From Childhood Dreams of the Nunnery…

Front cover of The Filigree SlippersMy name is Jean Foster Akin. When I was eight years old I told my parents that I knew what I wanted to do when I grew up: “Write books.” My parents knew I loved reading–I always had a book in my hand–and they knew I loved writing, for when I didn’t have my nose in a book, my pencil was scratching along in my writing pad. However, as I had also expressed my determination to be an actress and a cloistered nun that same year, my parents smiled indulgently and went about their business.

Well, now, forty years later, I have realized my dream of being published: my first book for middle readers is entitled, THE FILIGREE SLIPPERS. But my dream of publication always involved many books, many many books, written up to the day that I am unable to write another word. I have finished my second manuscript and I’m shopping it around (it is very different from FILIGREE), and I’m working on the third. I never intended to write books for young people in the age range of 8 to 12. Over the years I forgot about acting and I forgot about the nunnery; I kept on writing as much as I could, and I just always assumed I’d write books for adults some day. I went to college here and there, got married, raised a family, and in the 1990s I produced a multi-page inspirational publication, sans computer, for religious women entitled The Women in Our Family. With a good girlfriend, I was able to get an issue out each month, and we did that for over three years before I decided that family life had become too busy to continue with it. I wrote two novel-length manuscripts for adults that are still “in my drawer,” and have two partial manuscripts for adults that I have yet to finish. Some day 🙂 Right now I’m having way too much fun writing for middle readers and keeping up with my editing business.

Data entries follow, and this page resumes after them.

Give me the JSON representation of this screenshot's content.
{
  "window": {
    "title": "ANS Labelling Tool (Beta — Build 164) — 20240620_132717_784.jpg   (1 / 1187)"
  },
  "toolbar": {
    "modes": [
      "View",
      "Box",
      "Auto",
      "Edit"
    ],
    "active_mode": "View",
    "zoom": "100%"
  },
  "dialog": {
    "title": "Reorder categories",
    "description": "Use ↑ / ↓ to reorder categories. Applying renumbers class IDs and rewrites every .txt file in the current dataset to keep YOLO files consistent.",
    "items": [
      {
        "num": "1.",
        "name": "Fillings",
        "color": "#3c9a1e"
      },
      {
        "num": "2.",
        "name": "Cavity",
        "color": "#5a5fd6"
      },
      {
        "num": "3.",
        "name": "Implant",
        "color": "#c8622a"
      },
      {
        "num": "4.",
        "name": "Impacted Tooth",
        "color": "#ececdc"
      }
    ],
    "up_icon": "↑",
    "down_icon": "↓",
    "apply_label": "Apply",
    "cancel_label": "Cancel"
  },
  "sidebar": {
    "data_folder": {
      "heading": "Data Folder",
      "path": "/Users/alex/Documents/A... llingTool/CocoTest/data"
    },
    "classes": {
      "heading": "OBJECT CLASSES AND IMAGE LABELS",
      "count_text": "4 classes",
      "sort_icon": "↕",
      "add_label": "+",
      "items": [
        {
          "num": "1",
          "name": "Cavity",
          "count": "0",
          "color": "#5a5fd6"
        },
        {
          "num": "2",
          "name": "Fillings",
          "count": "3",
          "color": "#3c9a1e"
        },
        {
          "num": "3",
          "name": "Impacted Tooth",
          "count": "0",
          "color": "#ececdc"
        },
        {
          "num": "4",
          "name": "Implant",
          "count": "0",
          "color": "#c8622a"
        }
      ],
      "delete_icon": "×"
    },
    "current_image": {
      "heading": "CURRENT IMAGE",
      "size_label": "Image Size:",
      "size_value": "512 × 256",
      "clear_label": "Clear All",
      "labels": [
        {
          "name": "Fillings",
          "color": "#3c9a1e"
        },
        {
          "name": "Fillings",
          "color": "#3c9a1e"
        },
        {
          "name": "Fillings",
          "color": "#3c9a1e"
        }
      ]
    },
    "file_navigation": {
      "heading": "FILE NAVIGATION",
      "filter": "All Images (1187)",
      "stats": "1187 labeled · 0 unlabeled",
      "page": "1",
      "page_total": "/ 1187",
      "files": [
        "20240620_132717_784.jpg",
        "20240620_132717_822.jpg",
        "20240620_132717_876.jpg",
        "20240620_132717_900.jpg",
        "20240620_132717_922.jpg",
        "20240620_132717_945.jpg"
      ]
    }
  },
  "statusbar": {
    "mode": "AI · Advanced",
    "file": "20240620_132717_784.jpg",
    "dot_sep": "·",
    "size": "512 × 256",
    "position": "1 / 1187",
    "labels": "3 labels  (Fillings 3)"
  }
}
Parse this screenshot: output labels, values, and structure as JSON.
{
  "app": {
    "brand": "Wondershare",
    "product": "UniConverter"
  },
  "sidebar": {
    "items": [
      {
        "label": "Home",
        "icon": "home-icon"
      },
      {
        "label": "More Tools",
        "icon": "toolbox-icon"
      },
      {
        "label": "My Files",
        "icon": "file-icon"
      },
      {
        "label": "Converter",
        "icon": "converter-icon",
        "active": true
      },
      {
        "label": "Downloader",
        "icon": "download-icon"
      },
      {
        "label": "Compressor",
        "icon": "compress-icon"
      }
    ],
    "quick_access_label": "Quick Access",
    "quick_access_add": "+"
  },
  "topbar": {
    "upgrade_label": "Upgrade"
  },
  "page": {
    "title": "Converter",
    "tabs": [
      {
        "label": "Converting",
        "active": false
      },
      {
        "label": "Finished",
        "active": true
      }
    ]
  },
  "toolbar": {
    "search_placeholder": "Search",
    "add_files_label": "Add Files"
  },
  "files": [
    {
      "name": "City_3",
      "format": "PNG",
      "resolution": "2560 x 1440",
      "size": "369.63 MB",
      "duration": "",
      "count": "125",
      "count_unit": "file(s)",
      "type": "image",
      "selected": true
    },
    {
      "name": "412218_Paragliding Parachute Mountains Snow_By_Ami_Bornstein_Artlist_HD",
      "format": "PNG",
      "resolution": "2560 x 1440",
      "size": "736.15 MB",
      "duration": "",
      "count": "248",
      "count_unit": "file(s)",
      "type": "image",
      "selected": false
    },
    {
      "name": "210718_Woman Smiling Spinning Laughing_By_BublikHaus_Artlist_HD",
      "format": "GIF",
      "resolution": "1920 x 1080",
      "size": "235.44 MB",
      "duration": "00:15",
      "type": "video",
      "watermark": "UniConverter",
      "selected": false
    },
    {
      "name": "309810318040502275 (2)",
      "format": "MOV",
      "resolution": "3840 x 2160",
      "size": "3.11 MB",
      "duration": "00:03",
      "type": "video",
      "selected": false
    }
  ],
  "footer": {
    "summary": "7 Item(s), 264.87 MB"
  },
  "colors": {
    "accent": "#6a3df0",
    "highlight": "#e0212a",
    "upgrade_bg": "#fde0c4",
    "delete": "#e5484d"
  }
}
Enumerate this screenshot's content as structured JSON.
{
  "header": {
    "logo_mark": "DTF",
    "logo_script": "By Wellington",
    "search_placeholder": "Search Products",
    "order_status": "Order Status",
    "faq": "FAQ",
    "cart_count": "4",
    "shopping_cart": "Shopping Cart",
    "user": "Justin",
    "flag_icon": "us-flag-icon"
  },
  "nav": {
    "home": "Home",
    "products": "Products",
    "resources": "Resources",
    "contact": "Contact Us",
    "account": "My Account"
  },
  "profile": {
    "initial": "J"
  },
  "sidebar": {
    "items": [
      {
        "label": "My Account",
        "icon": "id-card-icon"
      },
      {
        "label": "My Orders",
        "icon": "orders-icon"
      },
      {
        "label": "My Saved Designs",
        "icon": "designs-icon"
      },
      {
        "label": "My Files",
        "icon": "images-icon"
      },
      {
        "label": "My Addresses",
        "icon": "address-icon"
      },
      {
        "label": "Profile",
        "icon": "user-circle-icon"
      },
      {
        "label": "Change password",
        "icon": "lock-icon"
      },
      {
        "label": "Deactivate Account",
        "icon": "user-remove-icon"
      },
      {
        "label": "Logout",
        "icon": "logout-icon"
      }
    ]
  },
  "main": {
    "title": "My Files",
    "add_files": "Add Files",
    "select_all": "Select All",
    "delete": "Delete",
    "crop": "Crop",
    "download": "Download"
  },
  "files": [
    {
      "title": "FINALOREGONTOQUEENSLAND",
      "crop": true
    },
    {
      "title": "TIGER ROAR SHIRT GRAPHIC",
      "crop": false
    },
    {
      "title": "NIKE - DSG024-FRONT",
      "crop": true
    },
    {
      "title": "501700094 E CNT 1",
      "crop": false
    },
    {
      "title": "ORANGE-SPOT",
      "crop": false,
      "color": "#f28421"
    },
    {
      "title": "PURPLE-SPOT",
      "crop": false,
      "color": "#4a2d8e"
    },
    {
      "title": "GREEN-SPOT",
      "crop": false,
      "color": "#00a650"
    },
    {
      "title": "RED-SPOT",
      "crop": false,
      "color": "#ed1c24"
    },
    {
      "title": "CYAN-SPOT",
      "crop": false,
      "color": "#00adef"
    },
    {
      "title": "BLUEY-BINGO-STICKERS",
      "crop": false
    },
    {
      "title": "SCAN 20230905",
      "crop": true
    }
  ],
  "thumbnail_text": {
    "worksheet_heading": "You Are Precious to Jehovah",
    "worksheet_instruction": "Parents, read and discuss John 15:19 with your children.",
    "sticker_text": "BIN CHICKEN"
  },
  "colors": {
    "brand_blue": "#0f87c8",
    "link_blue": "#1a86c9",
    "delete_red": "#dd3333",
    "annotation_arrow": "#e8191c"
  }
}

I have been editing fiction and non-fiction manuscripts since the year 2000, and started that while raising children, teaching them to read and write, keeping house, making birthday cakes, and acting as part-time secretary in my husband’s business.

In 2010 I won first place in a writing contest presented by Nota Bene, a literary anthology produced by the international honors society for two-year colleges, Phi Theta Kappa. The winning entry, my short story, was entitled, The Sacred, and it was about a young woman weeping with her siblings over her mother’s deathbed and contemplating her mother’s joys and disappointments, her Irish cradle songs, the rich family history she passed down to her children, and her daily love and sacrifice which became sacred to them all.

I no longer live with my family in a rural community in upstate New York. We now live in a much warmer place, surrounded by pines and oaks and poplars in the mountains of Central Virginia. There are birds here I’ve never heard sing before, and there are crawdads in the stream beds. There are wonderful people with warm, welcoming Southern drawls, Mid-West twangs (and even West coasters with sparkles in their eyes) who have moved into my world. Life is good.

Below is a brief synopsis of THE FILIGREE SLIPPERS:

Shy, young silversmith, Hubert Minkle, is in love with the beautiful violinist, Fiona, but he cannot bring himself to even speak to her. When he overhears her tell a friend that the only thing which will make her happy is to travel the world, playing her instrument for great crowds in grand theaters, Hubert must decide if he will sacrifice his greatest creation to insure Fiona’s happiness…and by doing so, lose Fiona forever.

Go to THE FILIGREE SLIPPERS webpage if you like. You can look at beautiful illustrations, find out more about the characters, and read an excerpt from the book.

Advertisements

One Response to From Childhood Dreams of the Nunnery…

  1. Pingback: Book Signing | Writing New Worlds

Leave a Reply

Fill in your details below or click an icon to log in:

WordPress.com Logo

You are commenting using your WordPress.com account. Log Out /  Change )

Google+ photo

You are commenting using your Google+ account. Log Out /  Change )

Twitter picture

You are commenting using your Twitter account. Log Out /  Change )

Facebook photo

You are commenting using your Facebook account. Log Out /  Change )

Connecting to %s